Even if I accept that the universe began in a highly ordered state, I don't think it would necessitate a creator. After all, if there were no time before the Big Bang (the jury is still out on this question), then there would have been no time in which entropy could increase.
However, the universe did not begin in a highly ordered way. According to Physicist Victor Stenger*, the universe began with the maximum amount of entropy that an object of its (then) size could have. As the universe expanded, the maximum possible entropy increased, and it did so quicker than the actual entropy of the universe, thus creating order.
*Pages 117-121, Victor Stenger, God: The Failed Hypothesis, Prometheus Books, 2007.
Here are my comments on other parts of the site that I looked at:
On Reconciling Adam and Eve with Evolution. This is a very thoughtful article which made some good points. I'm still not sure if Genesis can be reconciled with Science, but it is something to think about and is definitely recommended reading for those contemplating the question.

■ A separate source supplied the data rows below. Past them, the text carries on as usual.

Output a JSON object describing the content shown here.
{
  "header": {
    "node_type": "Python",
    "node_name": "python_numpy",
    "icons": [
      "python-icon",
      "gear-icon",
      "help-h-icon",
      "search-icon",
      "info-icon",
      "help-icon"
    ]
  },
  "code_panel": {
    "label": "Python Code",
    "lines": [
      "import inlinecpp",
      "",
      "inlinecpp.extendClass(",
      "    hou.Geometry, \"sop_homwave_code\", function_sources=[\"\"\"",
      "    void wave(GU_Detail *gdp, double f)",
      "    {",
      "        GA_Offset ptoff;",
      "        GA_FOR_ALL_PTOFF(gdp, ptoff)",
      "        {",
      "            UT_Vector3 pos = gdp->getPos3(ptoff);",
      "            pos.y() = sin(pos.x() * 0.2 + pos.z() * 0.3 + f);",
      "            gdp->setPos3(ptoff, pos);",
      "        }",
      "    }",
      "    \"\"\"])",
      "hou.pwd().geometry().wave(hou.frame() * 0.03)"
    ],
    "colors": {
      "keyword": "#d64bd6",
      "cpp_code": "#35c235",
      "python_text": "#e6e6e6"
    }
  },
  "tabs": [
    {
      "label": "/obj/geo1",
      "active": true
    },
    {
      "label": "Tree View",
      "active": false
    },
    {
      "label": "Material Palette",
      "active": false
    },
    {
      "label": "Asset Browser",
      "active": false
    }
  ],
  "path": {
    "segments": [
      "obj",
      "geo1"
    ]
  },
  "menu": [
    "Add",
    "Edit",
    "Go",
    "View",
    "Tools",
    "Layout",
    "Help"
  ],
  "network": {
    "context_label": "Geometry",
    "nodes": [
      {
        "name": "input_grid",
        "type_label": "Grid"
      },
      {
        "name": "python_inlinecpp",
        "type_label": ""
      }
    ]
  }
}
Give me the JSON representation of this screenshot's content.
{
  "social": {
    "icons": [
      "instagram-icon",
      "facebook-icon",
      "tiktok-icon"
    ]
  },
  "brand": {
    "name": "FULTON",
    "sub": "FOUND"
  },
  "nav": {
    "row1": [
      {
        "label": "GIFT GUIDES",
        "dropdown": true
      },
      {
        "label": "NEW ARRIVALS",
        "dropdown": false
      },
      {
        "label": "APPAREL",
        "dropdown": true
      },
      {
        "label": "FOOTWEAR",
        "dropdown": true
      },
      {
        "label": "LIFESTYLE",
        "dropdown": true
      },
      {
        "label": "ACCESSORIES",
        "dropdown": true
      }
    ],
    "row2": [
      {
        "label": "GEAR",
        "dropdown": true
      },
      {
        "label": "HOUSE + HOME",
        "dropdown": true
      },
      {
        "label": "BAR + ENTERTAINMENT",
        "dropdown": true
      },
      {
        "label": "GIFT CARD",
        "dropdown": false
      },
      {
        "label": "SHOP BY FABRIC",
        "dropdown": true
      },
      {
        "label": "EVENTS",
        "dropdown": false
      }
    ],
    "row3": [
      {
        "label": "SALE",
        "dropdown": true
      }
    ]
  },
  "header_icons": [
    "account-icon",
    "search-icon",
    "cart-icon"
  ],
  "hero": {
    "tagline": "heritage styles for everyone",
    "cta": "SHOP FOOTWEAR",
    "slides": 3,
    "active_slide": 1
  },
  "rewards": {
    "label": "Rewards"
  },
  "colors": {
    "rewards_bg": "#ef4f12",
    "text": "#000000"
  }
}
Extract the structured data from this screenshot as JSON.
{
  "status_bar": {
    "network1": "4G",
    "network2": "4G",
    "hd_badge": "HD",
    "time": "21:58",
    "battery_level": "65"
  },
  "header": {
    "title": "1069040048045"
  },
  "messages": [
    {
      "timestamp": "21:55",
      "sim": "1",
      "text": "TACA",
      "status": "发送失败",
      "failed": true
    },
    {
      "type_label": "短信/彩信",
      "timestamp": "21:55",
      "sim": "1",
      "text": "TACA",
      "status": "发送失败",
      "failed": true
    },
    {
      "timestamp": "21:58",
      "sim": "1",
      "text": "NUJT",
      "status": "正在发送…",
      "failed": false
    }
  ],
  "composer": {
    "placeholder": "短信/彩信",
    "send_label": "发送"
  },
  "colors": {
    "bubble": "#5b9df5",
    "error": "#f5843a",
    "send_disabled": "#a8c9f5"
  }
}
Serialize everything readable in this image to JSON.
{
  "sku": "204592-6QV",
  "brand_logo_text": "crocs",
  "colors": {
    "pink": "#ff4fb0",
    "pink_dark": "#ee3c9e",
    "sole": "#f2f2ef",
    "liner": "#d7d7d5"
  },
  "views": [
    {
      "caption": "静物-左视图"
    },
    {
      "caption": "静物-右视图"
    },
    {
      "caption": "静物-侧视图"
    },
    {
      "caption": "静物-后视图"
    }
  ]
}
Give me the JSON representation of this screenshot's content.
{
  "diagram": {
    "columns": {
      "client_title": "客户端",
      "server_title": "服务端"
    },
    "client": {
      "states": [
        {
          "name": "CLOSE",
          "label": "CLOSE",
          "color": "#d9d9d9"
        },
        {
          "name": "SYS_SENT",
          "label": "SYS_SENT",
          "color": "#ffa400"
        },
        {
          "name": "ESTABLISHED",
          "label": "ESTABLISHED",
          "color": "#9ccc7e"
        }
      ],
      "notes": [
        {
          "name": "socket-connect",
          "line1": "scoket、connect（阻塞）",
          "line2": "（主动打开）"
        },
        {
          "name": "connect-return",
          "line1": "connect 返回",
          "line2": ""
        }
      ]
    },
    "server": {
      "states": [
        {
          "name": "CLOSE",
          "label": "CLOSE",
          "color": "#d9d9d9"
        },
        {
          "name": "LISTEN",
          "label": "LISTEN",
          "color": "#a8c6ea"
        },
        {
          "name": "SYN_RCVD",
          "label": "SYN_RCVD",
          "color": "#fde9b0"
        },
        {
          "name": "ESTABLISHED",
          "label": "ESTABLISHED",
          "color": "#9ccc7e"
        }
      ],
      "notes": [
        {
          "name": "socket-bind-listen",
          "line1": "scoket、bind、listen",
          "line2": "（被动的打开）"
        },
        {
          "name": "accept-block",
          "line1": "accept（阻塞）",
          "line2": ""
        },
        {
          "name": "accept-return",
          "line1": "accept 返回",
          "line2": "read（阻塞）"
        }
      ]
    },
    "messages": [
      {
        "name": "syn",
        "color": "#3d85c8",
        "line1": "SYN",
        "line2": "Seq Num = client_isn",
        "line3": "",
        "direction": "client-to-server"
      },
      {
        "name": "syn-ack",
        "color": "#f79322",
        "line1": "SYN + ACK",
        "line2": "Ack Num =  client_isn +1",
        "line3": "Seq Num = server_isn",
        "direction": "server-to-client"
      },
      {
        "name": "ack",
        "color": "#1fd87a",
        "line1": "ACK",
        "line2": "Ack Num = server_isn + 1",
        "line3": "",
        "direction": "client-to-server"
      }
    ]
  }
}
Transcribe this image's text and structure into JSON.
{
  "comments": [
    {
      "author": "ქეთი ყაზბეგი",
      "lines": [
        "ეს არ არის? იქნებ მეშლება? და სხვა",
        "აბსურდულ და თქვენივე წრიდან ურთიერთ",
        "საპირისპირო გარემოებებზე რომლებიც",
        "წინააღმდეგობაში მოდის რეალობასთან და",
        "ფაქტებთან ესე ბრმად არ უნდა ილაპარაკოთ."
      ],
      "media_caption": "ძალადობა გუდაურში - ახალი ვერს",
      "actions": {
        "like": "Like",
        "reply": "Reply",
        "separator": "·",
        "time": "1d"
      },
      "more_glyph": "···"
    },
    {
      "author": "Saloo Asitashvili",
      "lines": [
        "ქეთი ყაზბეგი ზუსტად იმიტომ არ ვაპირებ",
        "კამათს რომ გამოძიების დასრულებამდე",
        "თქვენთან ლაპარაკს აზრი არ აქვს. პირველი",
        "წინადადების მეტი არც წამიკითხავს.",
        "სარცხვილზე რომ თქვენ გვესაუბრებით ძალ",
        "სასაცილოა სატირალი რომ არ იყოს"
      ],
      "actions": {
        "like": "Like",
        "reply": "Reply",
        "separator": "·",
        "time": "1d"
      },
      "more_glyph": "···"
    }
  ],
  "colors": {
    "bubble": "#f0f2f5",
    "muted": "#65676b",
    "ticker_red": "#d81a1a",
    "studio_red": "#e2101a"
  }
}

On the 'Fine-Tuning' Argument. These are Collins' thoughts on the Multiverse explanation of Fine-Tuning (his words are italics, my comments are not):
At first glance, the proposition of many other universes sounds impressively scientific. However, one must keep in mind that the likelihood of ever being able to observe evidence of another universe is extremely remote, since it is unlikely that information could ever pass from one universe to another.
I don't have the book with me right now, but I do recall reading in "The Cosmic Landscape" by Leonard Susskind that we might very well be able to discover some type of indirect evidence of other universes. Neverthless, there are hypotheses (such as Lee Smolin's black hole multiverse hypothesis) which explain a good bit of data besides fine-tuning and also make testable, falsifiable predictions. There'll be something on this in my upcoming book "Atheism and Naturalism".
Furthermore, there is no guarantee that the process which produces all of these universes would randomly set all the physical parameters in such a way that every possibility is realized. It could be that there are constraints on the characteristics of these many universes and that the production process itself would have to be fine-tuned in some way to guarantee that we get enough variety of universes to account for our remarkable cosmic home.
There are also problems with trying to argue that the universe is fine tuned in the first place. How do we know that other types of life aren't possible? There is an entire chapter dedicated to this in my upcoming book, and also in Victor Stenger's book God: The Failed Hypothesis.